### THE TASK
Reproduce all of the data, making sure that no line differs from the original.

Segment Start: RECORDED DATA

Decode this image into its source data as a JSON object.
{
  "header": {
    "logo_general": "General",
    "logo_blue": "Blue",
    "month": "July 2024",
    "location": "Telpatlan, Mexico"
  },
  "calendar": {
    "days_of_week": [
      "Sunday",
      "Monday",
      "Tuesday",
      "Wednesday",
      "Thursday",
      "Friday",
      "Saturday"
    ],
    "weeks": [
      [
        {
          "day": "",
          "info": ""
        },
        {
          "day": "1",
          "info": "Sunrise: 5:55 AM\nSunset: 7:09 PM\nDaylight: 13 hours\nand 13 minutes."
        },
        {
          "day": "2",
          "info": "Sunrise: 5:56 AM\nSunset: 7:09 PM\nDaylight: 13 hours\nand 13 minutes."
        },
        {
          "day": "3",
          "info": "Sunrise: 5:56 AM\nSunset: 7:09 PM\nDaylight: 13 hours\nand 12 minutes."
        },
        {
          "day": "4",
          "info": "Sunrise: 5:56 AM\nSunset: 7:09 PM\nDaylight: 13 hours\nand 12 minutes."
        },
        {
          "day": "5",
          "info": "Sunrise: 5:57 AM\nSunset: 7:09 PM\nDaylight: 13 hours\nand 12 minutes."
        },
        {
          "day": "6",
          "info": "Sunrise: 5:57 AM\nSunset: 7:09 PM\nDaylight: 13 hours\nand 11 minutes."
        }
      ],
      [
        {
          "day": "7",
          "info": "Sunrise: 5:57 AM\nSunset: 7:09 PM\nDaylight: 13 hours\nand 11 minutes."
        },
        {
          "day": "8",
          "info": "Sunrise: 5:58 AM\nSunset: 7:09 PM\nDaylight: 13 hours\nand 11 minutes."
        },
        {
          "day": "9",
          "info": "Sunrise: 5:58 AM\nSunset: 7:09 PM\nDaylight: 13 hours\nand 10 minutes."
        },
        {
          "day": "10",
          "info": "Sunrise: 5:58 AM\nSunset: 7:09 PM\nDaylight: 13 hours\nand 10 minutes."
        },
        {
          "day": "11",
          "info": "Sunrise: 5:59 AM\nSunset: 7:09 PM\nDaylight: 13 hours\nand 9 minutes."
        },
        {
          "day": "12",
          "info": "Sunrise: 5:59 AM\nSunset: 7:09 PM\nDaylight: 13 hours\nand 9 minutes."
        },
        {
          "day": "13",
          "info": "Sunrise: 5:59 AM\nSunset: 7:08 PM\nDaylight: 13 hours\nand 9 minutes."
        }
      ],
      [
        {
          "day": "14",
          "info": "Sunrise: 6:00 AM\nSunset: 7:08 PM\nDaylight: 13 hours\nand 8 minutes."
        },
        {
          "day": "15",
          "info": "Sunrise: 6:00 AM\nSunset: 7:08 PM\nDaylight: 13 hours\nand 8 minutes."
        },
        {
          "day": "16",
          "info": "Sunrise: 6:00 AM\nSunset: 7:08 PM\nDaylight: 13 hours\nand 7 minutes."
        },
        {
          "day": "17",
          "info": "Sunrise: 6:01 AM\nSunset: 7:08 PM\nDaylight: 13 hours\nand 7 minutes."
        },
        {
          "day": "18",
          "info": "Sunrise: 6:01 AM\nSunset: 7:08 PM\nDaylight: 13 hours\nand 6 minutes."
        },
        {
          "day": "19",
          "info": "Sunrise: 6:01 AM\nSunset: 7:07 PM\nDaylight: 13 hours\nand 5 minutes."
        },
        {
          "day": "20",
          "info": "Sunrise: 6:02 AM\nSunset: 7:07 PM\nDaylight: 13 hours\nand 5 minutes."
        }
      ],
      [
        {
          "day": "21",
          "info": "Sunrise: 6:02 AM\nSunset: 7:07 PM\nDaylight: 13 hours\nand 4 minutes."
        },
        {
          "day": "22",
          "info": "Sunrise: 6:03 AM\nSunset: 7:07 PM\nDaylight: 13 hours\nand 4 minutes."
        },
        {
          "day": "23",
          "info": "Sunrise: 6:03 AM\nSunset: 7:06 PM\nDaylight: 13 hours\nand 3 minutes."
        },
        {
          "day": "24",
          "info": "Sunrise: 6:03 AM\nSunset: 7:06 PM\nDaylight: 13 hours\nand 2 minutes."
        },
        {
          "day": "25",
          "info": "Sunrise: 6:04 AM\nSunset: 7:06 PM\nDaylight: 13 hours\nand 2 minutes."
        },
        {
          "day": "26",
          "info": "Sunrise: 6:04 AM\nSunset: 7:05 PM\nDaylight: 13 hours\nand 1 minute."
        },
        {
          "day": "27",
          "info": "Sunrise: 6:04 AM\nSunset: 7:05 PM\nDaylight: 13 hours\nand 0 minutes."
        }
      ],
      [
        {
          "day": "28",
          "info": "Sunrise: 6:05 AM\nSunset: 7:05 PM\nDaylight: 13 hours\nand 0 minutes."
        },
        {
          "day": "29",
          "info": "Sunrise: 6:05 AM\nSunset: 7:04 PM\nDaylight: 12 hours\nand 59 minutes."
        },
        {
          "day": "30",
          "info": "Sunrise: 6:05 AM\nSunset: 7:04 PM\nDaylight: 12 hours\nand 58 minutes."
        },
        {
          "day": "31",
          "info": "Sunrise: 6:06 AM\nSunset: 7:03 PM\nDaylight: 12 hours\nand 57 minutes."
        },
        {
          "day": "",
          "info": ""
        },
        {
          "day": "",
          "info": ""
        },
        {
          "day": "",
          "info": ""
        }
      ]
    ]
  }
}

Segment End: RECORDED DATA

### TASK RESPONSE
Decode this image into its source data as a JSON object.
{
  "header": {
    "logo_general": "General",
    "logo_blue": "Blue",
    "month": "July 2024",
    "location": "Telpatlan, Mexico"
  },
  "calendar": {
    "days_of_week": [
      "Sunday",
      "Monday",
      "Tuesday",
      "Wednesday",
      "Thursday",
      "Friday",
      "Saturday"
    ],
    "weeks": [
      [
        {
          "day": "",
          "info": ""
        },
        {
          "day": "1",
          "info": "Sunrise: 5:55 AM\nSunset: 7:09 PM\nDaylight: 13 hours\nand 13 minutes."
        },
        {
          "day": "2",
          "info": "Sunrise: 5:56 AM\nSunset: 7:09 PM\nDaylight: 13 hours\nand 13 minutes."
        },
        {
          "day": "3",
          "info": "Sunrise: 5:56 AM\nSunset: 7:09 PM\nDaylight: 13 hours\nand 12 minutes."
        },
        {
          "day": "4",
          "info": "Sunrise: 5:56 AM\nSunset: 7:09 PM\nDaylight: 13 hours\nand 12 minutes."
        },
        {
          "day": "5",
          "info": "Sunrise: 5:57 AM\nSunset: 7:09 PM\nDaylight: 13 hours\nand 12 minutes."
        },
        {
          "day": "6",
          "info": "Sunrise: 5:57 AM\nSunset: 7:09 PM\nDaylight: 13 hours\nand 11 minutes."
        }
      ],
      [
        {
          "day": "7",
          "info": "Sunrise: 5:57 AM\nSunset: 7:09 PM\nDaylight: 13 hours\nand 11 minutes."
        },
        {
          "day": "8",
          "info": "Sunrise: 5:58 AM\nSunset: 7:09 PM\nDaylight: 13 hours\nand 11 minutes."
        },
        {
          "day": "9",
          "info": "Sunrise: 5:58 AM\nSunset: 7:09 PM\nDaylight: 13 hours\nand 10 minutes."
        },
        {
          "day": "10",
          "info": "Sunrise: 5:58 AM\nSunset: 7:09 PM\nDaylight: 13 hours\nand 10 minutes."
        },
        {
          "day": "11",
          "info": "Sunrise: 5:59 AM\nSunset: 7:09 PM\nDaylight: 13 hours\nand 9 minutes."
        },
        {
          "day": "12",
          "info": "Sunrise: 5:59 AM\nSunset: 7:09 PM\nDaylight: 13 hours\nand 9 minutes."
        },
        {
          "day": "13",
          "info": "Sunrise: 5:59 AM\nSunset: 7:08 PM\nDaylight: 13 hours\nand 9 minutes."
        }
      ],
      [
        {
          "day": "14",
          "info": "Sunrise: 6:00 AM\nSunset: 7:08 PM\nDaylight: 13 hours\nand 8 minutes."
        },
        {
          "day": "15",
          "info": "Sunrise: 6:00 AM\nSunset: 7:08 PM\nDaylight: 13 hours\nand 8 minutes."
        },
        {
          "day": "16",
          "info": "Sunrise: 6:00 AM\nSunset: 7:08 PM\nDaylight: 13 hours\nand 7 minutes."
        },
        {
          "day": "17",
          "info": "Sunrise: 6:01 AM\nSunset: 7:08 PM\nDaylight: 13 hours\nand 7 minutes."
        },
        {
          "day": "18",
          "info": "Sunrise: 6:01 AM\nSunset: 7:08 PM\nDaylight: 13 hours\nand 6 minutes."
        },
        {
          "day": "19",
          "info": "Sunrise: 6:01 AM\nSunset: 7:07 PM\nDaylight: 13 hours\nand 5 minutes."
        },
        {
          "day": "20",
          "info": "Sunrise: 6:02 AM\nSunset: 7:07 PM\nDaylight: 13 hours\nand 5 minutes."
        }
      ],
      [
        {
          "day": "21",
          "info": "Sunrise: 6:02 AM\nSunset: 7:07 PM\nDaylight: 13 hours\nand 4 minutes."
        },
        {
          "day": "22",
          "info": "Sunrise: 6:03 AM\nSunset: 7:07 PM\nDaylight: 13 hours\nand 4 minutes."
        },
        {
          "day": "23",
          "info": "Sunrise: 6:03 AM\nSunset: 7:06 PM\nDaylight: 13 hours\nand 3 minutes."
        },
        {
          "day": "24",
          "info": "Sunrise: 6:03 AM\nSunset: 7:06 PM\nDaylight: 13 hours\nand 2 minutes."
        },
        {
          "day": "25",
          "info": "Sunrise: 6:04 AM\nSunset: 7:06 PM\nDaylight: 13 hours\nand 2 minutes."
        },
        {
          "day": "26",
          "info": "Sunrise: 6:04 AM\nSunset: 7:05 PM\nDaylight: 13 hours\nand 1 minute."
        },
        {
          "day": "27",
          "info": "Sunrise: 6:04 AM\nSunset: 7:05 PM\nDaylight: 13 hours\nand 0 minutes."
        }
      ],
      [
        {
          "day": "28",
          "info": "Sunrise: 6:05 AM\nSunset: 7:05 PM\nDaylight: 13 hours\nand 0 minutes."
        },
        {
          "day": "29",
          "info": "Sunrise: 6:05 AM\nSunset: 7:04 PM\nDaylight: 12 hours\nand 59 minutes."
        },
        {
          "day": "30",
          "info": "Sunrise: 6:05 AM\nSunset: 7:04 PM\nDaylight: 12 hours\nand 58 minutes."
        },
        {
          "day": "31",
          "info": "Sunrise: 6:06 AM\nSunset: 7:03 PM\nDaylight: 12 hours\nand 57 minutes."
        },
        {
          "day": "",
          "info": ""
        },
        {
          "day": "",
          "info": ""
        },
        {
          "day": "",
          "info": ""
        }
      ]
    ]
  }
}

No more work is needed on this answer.